Disinfecting is done by adding unscented bleach (chlorine) directly into the well, circulating it through the plumbing, letting it sit overnight and finally flushing the system the next day.
1. Add the required amount of unscented bleach directly into the well. At the house, turn on one cold water tap and let it run until you can smell chlorine.
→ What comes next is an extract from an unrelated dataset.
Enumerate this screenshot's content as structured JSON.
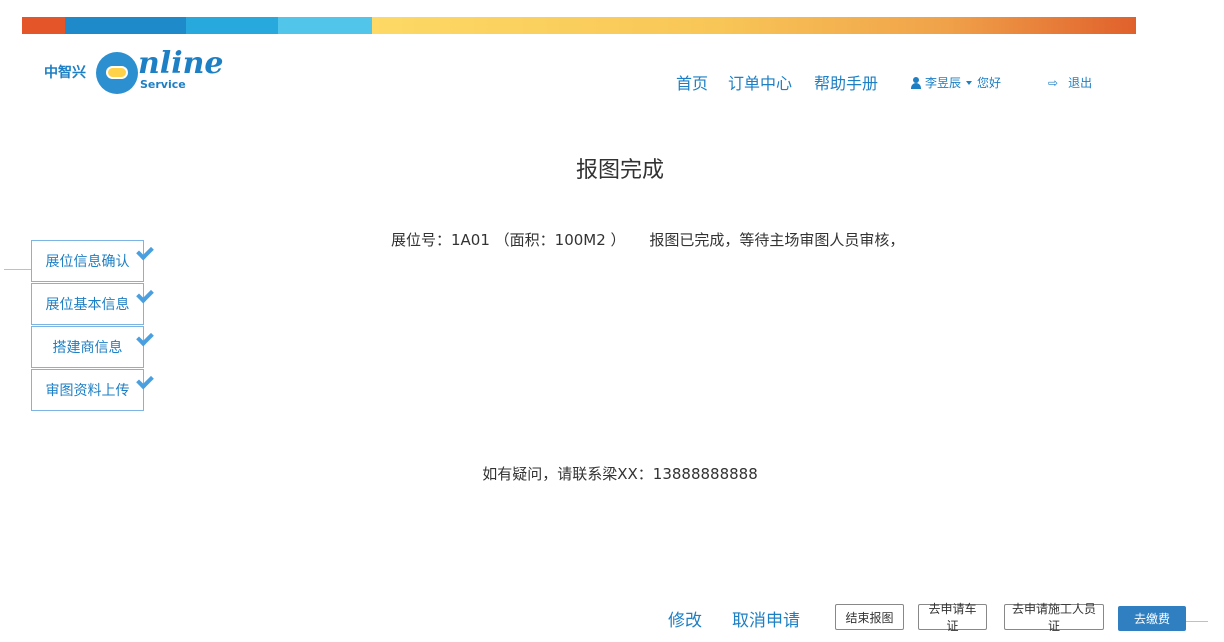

Shut the tap off.
2. Repeat step 1 at every cold water tap in the house, one by one, remembering to do outside taps, bathtub and shower, washing machine and toilets (one flush is enough).
3. Go back to the well and add the same amount of unscented bleach into the well again.
4. Return to the house and this time run all the hot water taps, one by one, including the washing machine, dishwasher, bathtub and shower.
5. Shut each tap off before going on to the next one.
6. Return to the well and add ½ of the required amount of unscented bleach.
7. Using a garden hose attached to an outside tap, wash down the inside of the well casing with the chlorinated water.
8. Let the system sit overnight to allow the unscented bleach to work.
In the morning, run an outside tap away from the house (not into the septic system) to clear most of the chlorinated water out of the well.
The hot water tank should also be emptied outside using a garden hose connected to the drain fitting. (Power can be turned back on after flushing).
What remains in the rest of the plumbing is small and can be drained normally by turning each tap on for a few moments to clear the lines.
Once the well and plumbing have been flushed, the system should be used for laundry or flushing toilets but not for consumption. When you no longer can smell chlorine in any tap, wait 2 more days before sampling. Three consecutive good sample results, taken a week or more apart, indicate that the water supply system has been successfully disinfected.
To reach 50ppm an unscented bleach (chlorine) containing 5.25% is used in the following situations:
Drilled Well—casing up to 6” (15cm)
Measure, or accurately estimate the depth of water in the well. In Imperial measure—for every 50 ft. of water in the well add 10 oz of unscented bleach.
In metric measure—for every 15m of water in the well add 280ml of unscented bleach.
Dug Well —casing 36” (.9m)
Measure, or accurately estimate the depth of water in the well. In Imperial measure— for every 5 ft. of water in the well add 1 quart of unscented bleach.
In metric measure—for every 1.5m of water in the well add 1.1 litres of unscented bleach.
If you have to estimate the depth of water in your well, estimate on the high side; it is better to use more unscented
bleach than necessary than not to use enough.
For any well that has flooded, the normal disinfection procedure may not be adequate because parasites like cryptosporidium may have been introduced as well as bacteria.
Dug wells, because of their construction, are vulnerable to surface and shallow ground water contamination. They are not safe after a flood. Dug wells should be tested regularly and may need permanent treatment.
Drilled wells may be successfully flushed and disinfected by following these instructions, or by calling Your Health Connection to speak with an inspector to discuss procedure and testing.
All wells should be visually assessed for structural integrity. Both the well and the plumbing in the house need to be disinfected at the same time. Any charcoal filter in the system must be disconnected first and power to the electric water heater shut off. Gas heaters should be shut off and turned on only by qualified people.
If there is dissolved iron in the water, then unscented bleach will release this as rust and your water may turn orange. This will stop when the bleach is gone. Be careful of laundry during this process.
If your well and plumbing system have a significant film of mineral and organic deposits (biofilm) inside the pipes, this may be supporting bacterial growth. The chlorine may not penetrate very far into this film, but may remove the surface layer exposing the next layer underneath.
Sampling after the disinfecting process may show counts as high as or higher than before. You may need to repeat the disinfection process once or twice to get it all.
If you have a water softener or iron removal unit in your water system, contact the supplier and ask if the unit can be left on-line while disinfecting with 50–100 ppm unscented bleach (chlorine). If the unit needs to be taken off-line, then it must separately be emptied, cleaned, disinfected and refilled before going back on-line.
Surface water is never safe without proper treatment. Call Your Health Connection to speak with a public health inspector for more information.